In a next post I will delve a little deeper into the multilingual experience and take a look at some powershell scripts to work with the multilingual settings.

Saturday, January 02, 2010

Troubleshooting Zune software installation error

When I tried installing my Zune software on my new Windows 7 PC I got this interesting error stating:

Operation error failed with 0x8007047F: The specified program is not a Windows or MS-DOS program. Can't find the media for installation package 'Windows Media Format SDK.' It might be incomplete or corrupt. Error Code: 0x80070002

Apparently this was caused by the fact that I did not have Windows Media Player installed on my Windows 7 Ultimate N edition…. . After installing WMP 12 – the installation of Zune went ahead without issues.

Windows 7 Ultimate N and Windows Media Player 12

For those of you living in Europe – you will probably notice that when installing Windows 7 there are some versions with a “N” behind the name such as Windows 7 Ultimate N. Apparently this is a version of Windows 7 without Windows Media Player.Apparently we have the European Union to thank for this – see Windows 7 N Explained.
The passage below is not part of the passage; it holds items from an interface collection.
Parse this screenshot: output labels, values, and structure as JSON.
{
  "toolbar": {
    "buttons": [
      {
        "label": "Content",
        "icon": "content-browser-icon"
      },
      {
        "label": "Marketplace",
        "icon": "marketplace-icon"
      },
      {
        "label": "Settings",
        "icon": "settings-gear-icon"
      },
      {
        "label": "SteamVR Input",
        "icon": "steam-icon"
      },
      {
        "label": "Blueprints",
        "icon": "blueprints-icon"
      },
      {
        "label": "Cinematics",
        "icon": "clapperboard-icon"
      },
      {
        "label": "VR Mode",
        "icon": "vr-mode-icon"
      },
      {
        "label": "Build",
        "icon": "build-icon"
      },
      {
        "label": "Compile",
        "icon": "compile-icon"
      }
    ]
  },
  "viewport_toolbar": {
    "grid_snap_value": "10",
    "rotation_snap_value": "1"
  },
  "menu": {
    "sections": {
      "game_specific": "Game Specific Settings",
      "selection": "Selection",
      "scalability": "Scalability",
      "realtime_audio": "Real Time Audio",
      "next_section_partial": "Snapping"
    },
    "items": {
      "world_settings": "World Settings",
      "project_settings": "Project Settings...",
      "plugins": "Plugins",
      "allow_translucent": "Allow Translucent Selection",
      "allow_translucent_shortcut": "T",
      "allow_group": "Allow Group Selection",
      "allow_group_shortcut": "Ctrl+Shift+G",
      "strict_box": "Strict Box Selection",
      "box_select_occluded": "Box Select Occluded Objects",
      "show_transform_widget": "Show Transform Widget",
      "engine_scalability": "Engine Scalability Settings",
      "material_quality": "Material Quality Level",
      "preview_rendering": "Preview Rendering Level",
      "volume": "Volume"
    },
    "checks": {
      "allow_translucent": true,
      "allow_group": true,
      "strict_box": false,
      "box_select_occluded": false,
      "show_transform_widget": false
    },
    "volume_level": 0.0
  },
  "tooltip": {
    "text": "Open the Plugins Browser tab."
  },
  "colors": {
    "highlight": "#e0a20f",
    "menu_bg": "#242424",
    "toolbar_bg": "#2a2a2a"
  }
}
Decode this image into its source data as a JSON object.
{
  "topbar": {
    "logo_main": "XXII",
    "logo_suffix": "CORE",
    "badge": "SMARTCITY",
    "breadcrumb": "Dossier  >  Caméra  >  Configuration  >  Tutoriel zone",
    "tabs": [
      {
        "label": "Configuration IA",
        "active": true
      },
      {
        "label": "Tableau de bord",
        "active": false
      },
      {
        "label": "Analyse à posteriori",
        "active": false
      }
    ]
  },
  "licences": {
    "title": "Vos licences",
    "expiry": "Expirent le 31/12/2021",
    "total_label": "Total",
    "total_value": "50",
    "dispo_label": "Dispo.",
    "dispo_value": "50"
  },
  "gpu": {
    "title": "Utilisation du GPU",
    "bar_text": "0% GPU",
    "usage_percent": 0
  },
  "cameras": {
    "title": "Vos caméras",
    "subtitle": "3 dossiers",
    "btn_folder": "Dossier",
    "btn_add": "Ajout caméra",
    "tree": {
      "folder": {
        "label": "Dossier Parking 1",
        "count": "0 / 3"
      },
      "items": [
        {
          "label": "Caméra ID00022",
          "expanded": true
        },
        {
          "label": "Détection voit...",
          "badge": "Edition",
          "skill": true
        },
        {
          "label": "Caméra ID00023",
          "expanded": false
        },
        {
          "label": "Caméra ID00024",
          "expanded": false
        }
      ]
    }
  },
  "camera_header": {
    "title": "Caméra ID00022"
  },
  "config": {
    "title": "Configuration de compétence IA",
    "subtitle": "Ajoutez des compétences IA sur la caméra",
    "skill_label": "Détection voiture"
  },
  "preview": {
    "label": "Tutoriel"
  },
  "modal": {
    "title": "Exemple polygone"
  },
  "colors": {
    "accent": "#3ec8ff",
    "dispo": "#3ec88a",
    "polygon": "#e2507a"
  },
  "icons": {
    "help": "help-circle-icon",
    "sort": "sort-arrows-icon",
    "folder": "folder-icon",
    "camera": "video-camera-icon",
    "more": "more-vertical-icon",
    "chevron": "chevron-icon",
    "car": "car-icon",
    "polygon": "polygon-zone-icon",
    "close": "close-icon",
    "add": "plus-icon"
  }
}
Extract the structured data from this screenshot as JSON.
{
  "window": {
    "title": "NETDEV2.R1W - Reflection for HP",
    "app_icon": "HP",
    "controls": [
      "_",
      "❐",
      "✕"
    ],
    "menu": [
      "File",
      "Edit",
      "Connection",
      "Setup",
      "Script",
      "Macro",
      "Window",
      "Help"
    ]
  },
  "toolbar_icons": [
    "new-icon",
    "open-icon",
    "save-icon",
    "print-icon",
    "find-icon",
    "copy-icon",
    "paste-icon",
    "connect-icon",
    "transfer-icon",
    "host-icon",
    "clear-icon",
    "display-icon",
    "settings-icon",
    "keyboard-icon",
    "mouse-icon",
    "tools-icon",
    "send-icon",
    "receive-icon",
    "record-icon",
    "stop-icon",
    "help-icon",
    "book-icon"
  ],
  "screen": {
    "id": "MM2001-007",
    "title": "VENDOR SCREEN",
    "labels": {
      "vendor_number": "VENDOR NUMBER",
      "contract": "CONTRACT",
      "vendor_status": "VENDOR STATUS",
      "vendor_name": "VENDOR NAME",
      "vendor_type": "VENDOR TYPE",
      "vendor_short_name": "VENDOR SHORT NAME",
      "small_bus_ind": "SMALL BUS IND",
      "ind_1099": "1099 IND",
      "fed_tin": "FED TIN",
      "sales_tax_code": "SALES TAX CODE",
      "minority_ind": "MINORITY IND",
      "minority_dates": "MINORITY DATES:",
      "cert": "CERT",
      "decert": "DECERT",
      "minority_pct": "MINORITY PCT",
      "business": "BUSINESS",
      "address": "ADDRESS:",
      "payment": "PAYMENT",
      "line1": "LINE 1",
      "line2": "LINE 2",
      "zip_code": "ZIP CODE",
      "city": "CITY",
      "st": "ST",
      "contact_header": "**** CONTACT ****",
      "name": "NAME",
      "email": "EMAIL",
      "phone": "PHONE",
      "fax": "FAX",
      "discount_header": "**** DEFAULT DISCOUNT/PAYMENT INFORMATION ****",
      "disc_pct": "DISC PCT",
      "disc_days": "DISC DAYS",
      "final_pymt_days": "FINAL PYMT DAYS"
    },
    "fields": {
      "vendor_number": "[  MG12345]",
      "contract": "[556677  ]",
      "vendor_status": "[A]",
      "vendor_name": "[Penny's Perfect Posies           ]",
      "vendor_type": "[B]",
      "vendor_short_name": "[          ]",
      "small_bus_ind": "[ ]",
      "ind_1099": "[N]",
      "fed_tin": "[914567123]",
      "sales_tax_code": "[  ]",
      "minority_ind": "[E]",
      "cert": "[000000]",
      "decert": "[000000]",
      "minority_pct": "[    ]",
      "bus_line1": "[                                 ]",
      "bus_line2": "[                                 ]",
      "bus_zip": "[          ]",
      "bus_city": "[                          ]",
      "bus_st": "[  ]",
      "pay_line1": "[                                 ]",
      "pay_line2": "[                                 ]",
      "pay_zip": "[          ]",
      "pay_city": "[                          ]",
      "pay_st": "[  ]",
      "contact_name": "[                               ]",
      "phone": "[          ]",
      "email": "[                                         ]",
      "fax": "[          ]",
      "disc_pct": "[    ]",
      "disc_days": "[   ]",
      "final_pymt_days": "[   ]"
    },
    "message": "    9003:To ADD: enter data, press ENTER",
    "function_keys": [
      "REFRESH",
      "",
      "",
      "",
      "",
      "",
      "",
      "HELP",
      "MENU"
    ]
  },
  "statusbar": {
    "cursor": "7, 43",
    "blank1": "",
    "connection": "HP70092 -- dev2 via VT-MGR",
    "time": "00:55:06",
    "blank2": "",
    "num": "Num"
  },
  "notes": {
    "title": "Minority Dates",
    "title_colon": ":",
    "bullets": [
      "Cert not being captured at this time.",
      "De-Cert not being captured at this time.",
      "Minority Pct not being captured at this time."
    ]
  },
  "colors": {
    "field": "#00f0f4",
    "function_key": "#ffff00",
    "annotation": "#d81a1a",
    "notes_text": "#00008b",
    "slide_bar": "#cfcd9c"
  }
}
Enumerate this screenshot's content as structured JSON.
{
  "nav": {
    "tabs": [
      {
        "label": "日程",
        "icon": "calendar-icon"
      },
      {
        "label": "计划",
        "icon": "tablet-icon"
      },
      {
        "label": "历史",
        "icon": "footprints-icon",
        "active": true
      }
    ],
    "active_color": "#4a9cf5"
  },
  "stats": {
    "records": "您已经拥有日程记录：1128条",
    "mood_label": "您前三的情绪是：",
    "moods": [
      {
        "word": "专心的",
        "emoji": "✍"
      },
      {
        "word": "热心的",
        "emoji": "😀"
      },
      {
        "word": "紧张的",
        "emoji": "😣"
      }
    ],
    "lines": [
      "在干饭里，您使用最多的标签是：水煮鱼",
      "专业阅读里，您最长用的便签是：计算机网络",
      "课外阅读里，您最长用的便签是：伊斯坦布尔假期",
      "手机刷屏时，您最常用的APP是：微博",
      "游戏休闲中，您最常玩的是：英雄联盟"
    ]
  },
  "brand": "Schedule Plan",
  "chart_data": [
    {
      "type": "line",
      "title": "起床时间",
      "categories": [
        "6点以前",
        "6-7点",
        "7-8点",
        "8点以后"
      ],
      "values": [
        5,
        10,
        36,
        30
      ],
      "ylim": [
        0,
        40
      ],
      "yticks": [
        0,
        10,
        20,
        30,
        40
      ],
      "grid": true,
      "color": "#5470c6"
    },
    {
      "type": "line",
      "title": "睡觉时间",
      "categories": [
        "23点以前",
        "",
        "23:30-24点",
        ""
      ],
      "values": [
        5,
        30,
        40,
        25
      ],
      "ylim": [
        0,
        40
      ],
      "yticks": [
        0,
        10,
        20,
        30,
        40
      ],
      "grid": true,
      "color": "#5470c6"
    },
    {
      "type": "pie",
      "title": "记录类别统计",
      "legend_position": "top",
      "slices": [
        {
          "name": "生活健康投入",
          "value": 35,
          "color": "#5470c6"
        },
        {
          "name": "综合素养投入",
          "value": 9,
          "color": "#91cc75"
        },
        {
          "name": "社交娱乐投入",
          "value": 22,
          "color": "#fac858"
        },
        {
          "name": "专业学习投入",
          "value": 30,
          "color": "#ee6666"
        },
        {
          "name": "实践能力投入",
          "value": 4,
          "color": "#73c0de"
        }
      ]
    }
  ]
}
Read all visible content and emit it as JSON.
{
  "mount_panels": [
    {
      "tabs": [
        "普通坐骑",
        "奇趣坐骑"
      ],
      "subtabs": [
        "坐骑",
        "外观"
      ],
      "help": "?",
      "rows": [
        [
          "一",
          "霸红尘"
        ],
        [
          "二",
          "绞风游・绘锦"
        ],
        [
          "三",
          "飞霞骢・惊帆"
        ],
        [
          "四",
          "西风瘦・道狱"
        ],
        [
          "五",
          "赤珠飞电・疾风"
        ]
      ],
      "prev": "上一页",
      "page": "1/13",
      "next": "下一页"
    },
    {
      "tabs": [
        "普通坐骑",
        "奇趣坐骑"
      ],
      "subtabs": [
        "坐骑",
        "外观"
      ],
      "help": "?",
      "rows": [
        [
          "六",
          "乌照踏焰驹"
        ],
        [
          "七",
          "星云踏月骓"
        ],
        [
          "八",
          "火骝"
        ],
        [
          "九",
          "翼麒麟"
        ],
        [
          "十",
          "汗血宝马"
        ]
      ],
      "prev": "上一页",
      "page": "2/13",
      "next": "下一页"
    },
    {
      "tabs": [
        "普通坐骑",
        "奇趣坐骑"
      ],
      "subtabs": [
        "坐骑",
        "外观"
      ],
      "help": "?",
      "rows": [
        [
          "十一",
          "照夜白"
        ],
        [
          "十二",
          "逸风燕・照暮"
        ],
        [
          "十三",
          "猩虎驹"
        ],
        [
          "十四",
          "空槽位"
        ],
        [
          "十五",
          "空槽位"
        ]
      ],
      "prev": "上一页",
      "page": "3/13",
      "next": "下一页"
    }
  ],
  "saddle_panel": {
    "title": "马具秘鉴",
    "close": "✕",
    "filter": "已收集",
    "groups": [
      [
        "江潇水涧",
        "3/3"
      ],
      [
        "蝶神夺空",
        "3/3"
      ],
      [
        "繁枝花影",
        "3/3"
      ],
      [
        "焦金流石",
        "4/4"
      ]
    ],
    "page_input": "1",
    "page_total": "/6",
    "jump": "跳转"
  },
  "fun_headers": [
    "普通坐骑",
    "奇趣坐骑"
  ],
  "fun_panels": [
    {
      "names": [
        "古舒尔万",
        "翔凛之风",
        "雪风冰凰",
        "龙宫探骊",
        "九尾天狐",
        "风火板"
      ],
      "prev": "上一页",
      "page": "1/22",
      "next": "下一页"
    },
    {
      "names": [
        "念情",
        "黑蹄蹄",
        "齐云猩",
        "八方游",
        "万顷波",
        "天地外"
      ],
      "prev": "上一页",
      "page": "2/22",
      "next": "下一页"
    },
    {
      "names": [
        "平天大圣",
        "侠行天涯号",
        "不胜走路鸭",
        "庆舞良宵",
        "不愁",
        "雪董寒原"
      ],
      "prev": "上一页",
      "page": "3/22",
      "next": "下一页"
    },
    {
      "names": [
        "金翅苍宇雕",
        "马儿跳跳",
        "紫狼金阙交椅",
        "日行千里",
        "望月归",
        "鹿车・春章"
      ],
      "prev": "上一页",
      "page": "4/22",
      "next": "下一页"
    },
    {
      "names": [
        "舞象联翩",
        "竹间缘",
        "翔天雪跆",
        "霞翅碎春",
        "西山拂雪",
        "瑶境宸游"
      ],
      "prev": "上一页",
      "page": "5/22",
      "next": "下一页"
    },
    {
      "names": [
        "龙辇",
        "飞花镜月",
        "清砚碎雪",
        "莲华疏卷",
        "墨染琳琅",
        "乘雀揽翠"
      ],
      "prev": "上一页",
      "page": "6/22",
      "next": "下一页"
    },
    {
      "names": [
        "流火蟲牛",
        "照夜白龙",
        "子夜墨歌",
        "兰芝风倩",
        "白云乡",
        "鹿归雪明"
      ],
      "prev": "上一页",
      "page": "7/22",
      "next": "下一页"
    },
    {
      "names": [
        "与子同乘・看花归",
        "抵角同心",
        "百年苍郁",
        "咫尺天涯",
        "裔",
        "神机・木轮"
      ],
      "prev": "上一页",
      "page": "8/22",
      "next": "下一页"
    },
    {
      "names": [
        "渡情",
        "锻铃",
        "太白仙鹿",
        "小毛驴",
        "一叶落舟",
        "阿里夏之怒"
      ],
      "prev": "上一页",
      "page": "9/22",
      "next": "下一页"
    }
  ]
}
Fortunately there is a separate download called Media Feature Pack for Windows 7 N and Windows 7 KN – which contains Windows Media Player 12 and related technologies – which you can install afterwards.